+++ RECORDED INFORMATION +++

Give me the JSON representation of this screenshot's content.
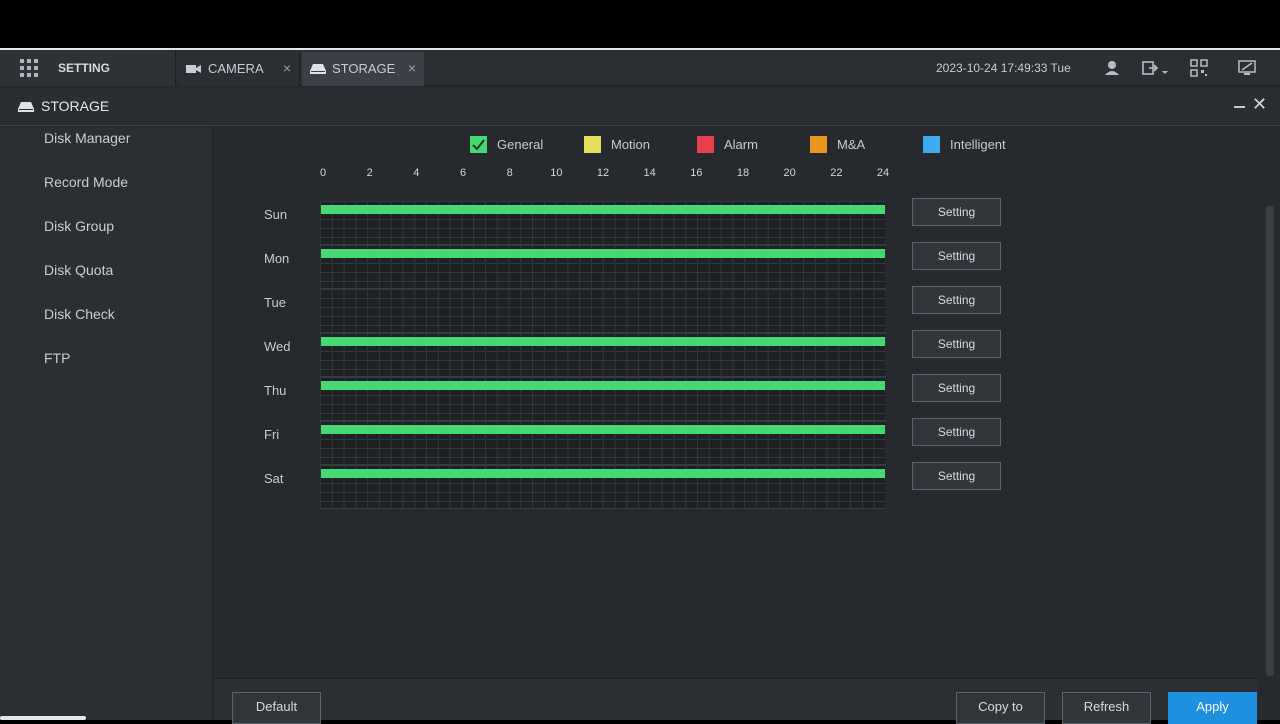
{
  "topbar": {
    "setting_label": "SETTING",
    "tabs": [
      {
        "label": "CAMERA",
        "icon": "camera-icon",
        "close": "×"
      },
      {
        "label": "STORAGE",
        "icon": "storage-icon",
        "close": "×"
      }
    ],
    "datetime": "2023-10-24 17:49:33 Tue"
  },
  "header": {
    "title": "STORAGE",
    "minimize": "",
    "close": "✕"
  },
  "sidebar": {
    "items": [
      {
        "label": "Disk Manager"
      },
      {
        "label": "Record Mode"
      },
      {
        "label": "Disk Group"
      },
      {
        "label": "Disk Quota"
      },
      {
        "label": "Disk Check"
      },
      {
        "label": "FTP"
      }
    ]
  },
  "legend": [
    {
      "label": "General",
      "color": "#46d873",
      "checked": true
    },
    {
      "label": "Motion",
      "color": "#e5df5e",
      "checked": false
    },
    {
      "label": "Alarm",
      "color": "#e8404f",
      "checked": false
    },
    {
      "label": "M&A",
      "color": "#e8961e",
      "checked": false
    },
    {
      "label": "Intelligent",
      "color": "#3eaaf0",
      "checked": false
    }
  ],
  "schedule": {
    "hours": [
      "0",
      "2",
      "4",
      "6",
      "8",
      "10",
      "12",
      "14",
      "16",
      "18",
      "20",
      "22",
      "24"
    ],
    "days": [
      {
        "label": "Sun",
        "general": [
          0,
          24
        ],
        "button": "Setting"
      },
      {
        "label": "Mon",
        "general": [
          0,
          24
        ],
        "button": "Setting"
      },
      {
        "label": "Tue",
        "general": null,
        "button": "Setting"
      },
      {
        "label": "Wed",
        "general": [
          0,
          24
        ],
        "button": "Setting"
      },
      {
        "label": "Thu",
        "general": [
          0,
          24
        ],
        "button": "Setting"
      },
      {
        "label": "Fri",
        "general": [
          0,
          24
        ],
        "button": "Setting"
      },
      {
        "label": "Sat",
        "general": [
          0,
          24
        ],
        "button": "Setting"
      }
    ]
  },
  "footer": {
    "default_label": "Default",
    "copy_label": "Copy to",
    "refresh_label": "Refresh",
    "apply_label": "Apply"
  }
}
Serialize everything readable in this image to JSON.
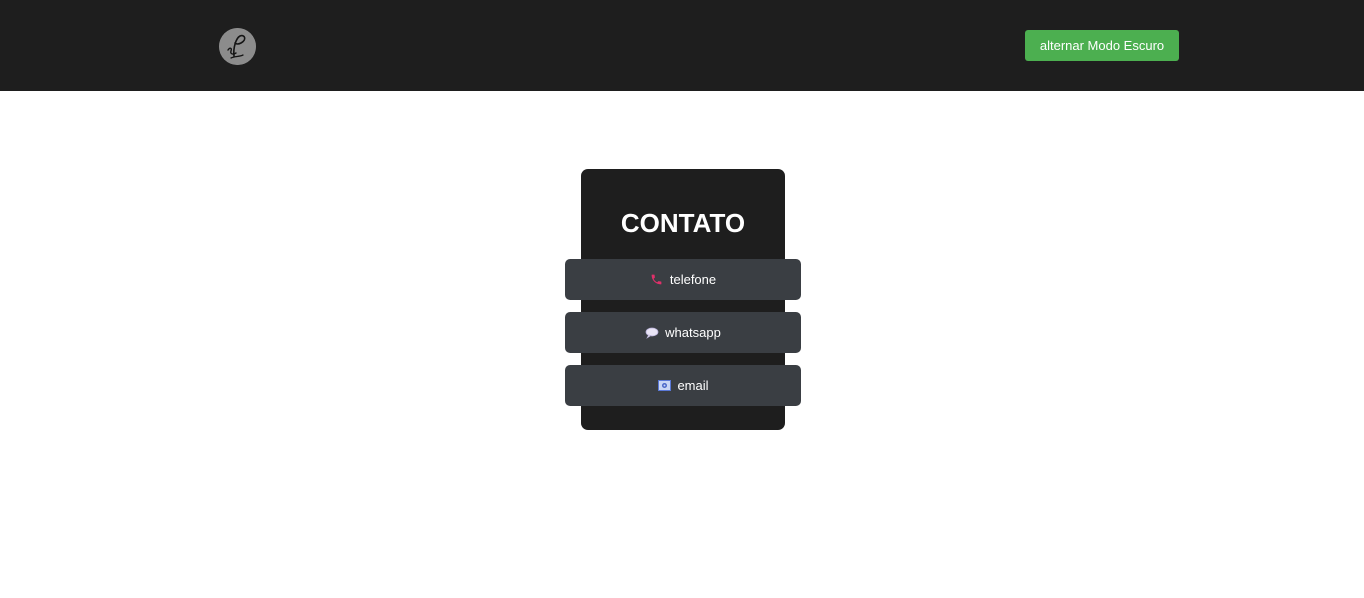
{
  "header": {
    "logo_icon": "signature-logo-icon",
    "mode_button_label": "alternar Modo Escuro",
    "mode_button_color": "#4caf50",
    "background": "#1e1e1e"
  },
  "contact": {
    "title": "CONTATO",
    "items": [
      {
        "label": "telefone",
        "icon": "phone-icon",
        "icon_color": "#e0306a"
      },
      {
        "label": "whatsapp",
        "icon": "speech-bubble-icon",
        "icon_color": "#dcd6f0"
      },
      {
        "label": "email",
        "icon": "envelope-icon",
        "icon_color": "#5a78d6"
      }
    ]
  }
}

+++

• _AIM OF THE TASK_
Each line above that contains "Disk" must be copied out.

• _SOLUTION_
        "label": "Disk Manager"
        "label": "Disk Group"
        "label": "Disk Quota"
        "label": "Disk Check"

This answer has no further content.